The village of Ganeswarpur is situated in the district of Cuttack, around 30 KM from the Cuttack city and 5 KM from Chhatia. There are two temples in this village, Tareswara Temple and Pancha-Pandava temple, latter is older than the former. Pancha-Pandava temple (also referred as Panchupandab Temple) is situated on the outskirts of the village, at the foot of Jalauka hill, on the banks of river Birupa. Pancha-Pandava temple holds a very important position among the Kalinga temples as we do not find many Vaishnava temples.
The temple is built in pachayatana (quincunx) style, having one central shrine and four subsidiary corner shrines, over a low rising platform. This might be the reason for the local name of the temple, Pancha-Pandava, referring to five Pandava brothers of Mahabharata. Only three corner shrines have survived, north-east has completely disappeared and south-east is the best preserved. The temple was in tottering conditions when D Mitra visited 1960s. She mentions that during her visits, the villagers frankly admitted that they did not hesitate in removing stones from the temple utilizing the same for their personal use. They also did not object removal of images to museums.
The central shrine faces east and has been reconstructed from its previous ruined state. There was once a jagamohana evident from the preserved portion of its pabhaga. Antarala, joining the deul and jagamohana, is intact. Square plan of jagamohana plinth suggests that it was a pidha-roof structure without any internal pillars.
The main deul is pancharatha in plan. Kanika-pagas are in pilaster form decorated with scrolls. Niches are present on anartha and raha pagas. Presence of Pralambasura-vadha on anartha-niche suggests that these niches were adorned with Krishna-lila scenes. Raha-niches are empty at present, however, these would have been adorned with Vishnu-avataras as seen on other Vaishnava temples. An image of Vishnu is placed inside the garbhagrha (sanctum). It is four-armed, right-hands are in better state of preservation while objects held in left-hand are not identifiable. In his upper right hand, Vishnu is holding a chakra and his lower right hand is in varada-mudra. Vishnu is accompanied by his two consorts, Sri and Pushti1, both are holding their one hand in varada-mudra while in other hand they hold a lotus stalk.
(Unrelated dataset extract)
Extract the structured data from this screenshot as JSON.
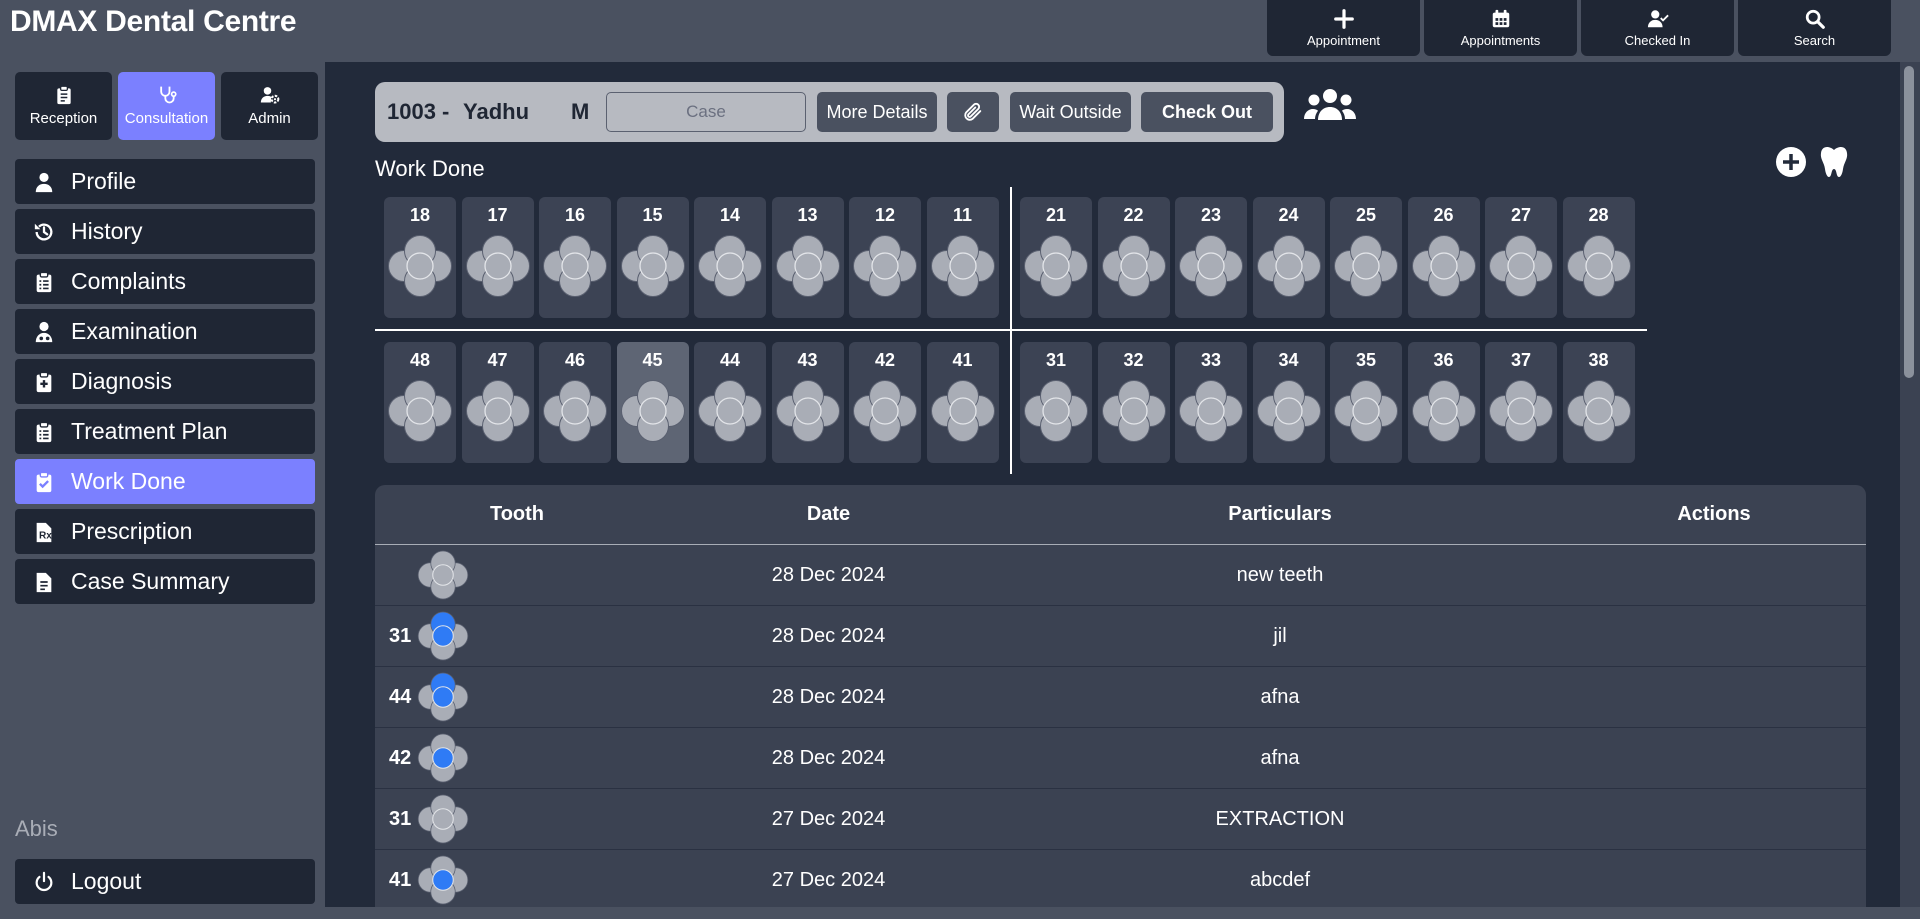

Contrary to other panchayanata temples, where subsidiary shrines are mostly left plain, the corner shrines of this temple are highly ornate. These corner shrines follow the pattern of the main temple. The best preserved south-east subsidiary shrine is constructed in pacha-ratha pattern. Its bada is composed of pabhaga, jangha and baranda. Pabhaga is made of four mouldings. Niche is provided on raha-paga and anartha-paga. Niches on raha-paga are now empty. Niches on anartha-paga of south-east and south-west shrine contains dikpalas. Anartha-niches on north-west shrine has Krishna-lila scene, Pralambha-vadha, Kuvalayapida-vadha, Dhenukasura-vadha, Yamalarjuna, Kesi-vadha, Putana-vadha, Arishtasura-vadha. Baranda is of single moulding. Above baranda is a single large moulding topped with a recessed frieze containing images. It is interesting to see a Buddha image in bhumisparsha-mudra here. This suggests that Buddha was included into the Vaishnava pantheon by the time this temple got constructed. Gandi follows the pancha-ratha patter of bada. Above bisama is placed beki, amla and khapuri.
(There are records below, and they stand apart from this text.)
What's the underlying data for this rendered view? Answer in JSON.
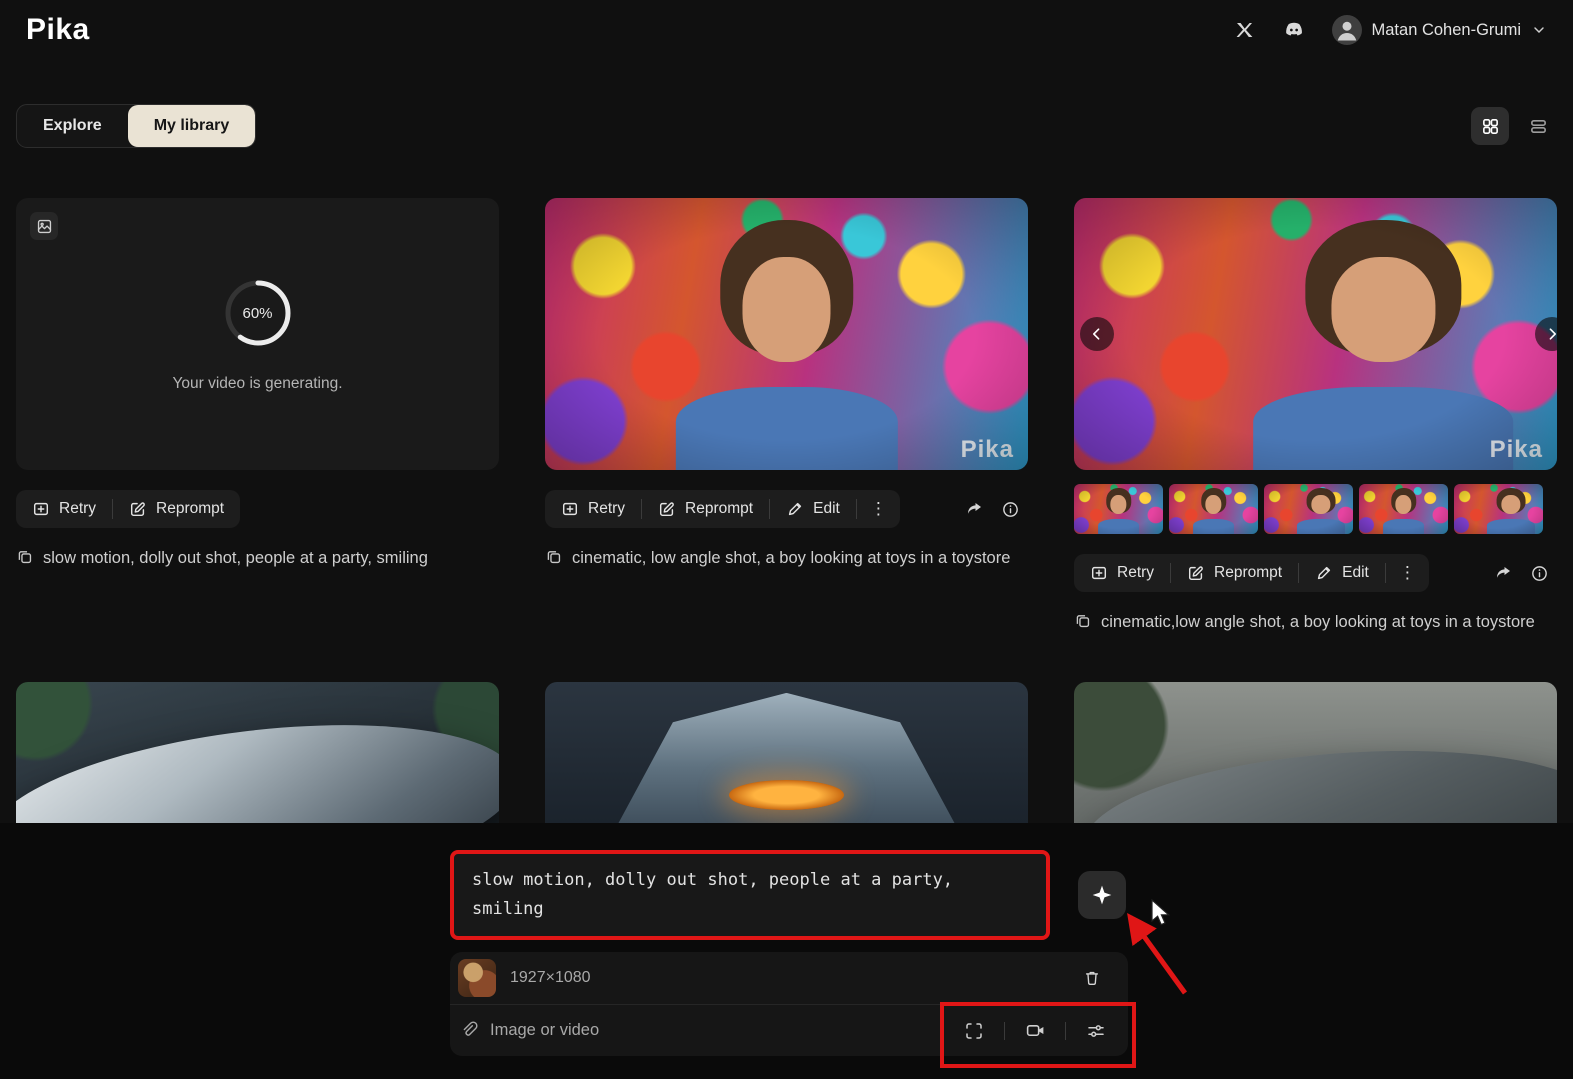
{
  "header": {
    "logo": "Pika",
    "user_name": "Matan Cohen-Grumi"
  },
  "tabs": {
    "explore": "Explore",
    "my_library": "My library"
  },
  "actions": {
    "retry": "Retry",
    "reprompt": "Reprompt",
    "edit": "Edit"
  },
  "icons": {
    "kebab": "⋮"
  },
  "watermark": "Pika",
  "generation": {
    "percent": 60,
    "percent_label": "60%",
    "status": "Your video is generating."
  },
  "cards": [
    {
      "prompt": "slow motion, dolly out shot, people at a party, smiling"
    },
    {
      "prompt": "cinematic, low angle shot, a boy looking at toys in a toystore"
    },
    {
      "prompt": "cinematic,low angle shot, a boy looking at toys in a toystore"
    }
  ],
  "composer": {
    "prompt": "slow motion, dolly out shot, people at a party, smiling",
    "resolution": "1927×1080",
    "attach_label": "Image or video"
  },
  "colors": {
    "annotation_red": "#e01616",
    "selected_tab_bg": "#eae3d4"
  }
}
Mitra compares the Pancha-Pandava temple with the Mukteshvara Temple at Bhubaneswar. She draws many similarities between these two temples especially in selection of motifs and the decoration of the exterior walls. Mitra says that the effect is more captivating and sensitive in the Mukteshwara Temple mainly due to the superior skill of the artists and the fine grained quality of the stone used. Donaldson2 is of opinion that in overall design and decoration, Pancha-Pandava temple closely aligned with the twin temples at Gandharadi. He suggests that in absence of naga-nagi pillars on jangha as at Mukteshvara, Pancha-Pandava temple can be dated prior to the former temple, in the second quarter of the 10th century CE.
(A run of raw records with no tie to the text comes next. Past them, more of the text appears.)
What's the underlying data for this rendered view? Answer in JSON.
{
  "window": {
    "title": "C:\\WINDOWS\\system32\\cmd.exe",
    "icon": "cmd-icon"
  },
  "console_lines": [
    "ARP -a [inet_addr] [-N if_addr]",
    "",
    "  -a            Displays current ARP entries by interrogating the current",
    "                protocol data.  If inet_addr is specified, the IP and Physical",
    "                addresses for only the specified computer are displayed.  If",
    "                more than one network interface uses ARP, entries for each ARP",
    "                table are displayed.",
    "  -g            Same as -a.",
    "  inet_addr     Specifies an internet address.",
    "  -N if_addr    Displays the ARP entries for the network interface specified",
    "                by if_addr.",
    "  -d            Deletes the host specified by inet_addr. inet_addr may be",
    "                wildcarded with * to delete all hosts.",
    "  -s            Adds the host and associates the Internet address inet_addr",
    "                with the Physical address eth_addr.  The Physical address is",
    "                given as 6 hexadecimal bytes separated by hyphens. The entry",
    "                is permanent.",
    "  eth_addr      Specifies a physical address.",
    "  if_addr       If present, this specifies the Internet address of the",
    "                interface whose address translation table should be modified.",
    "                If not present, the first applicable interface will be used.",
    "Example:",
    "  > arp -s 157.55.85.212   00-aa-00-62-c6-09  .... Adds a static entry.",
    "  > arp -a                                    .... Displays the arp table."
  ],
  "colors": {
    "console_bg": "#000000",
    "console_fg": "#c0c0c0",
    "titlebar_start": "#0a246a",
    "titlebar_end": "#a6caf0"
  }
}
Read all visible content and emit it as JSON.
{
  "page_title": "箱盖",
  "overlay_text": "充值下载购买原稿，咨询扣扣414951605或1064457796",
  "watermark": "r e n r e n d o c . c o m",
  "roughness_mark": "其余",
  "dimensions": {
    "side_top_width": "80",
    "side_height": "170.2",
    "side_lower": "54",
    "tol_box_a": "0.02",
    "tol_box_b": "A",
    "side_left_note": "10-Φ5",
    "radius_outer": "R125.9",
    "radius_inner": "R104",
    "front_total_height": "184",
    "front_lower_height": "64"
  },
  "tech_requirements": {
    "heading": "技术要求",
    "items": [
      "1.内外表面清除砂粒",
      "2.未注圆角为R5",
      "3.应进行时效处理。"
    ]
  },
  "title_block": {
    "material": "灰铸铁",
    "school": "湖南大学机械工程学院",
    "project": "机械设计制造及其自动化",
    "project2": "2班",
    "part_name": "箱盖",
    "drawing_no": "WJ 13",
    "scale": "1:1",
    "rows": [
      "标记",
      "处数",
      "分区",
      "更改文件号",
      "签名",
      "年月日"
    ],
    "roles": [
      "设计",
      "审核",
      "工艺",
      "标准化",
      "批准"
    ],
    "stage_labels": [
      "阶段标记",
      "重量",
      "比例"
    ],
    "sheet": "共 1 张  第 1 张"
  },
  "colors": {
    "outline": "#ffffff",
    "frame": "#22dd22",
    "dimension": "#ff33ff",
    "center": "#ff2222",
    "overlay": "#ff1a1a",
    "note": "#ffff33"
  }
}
1 Mitra, Debala (1960). Pancha-Pandava Temple of Ganeswarpur published in J N Banerjea Volume. pp 192-299
2 Donaldson, T E (1985). Hindu Temple Art of Orissa. Brill. Leiden. ISBN 9789004071742. p 282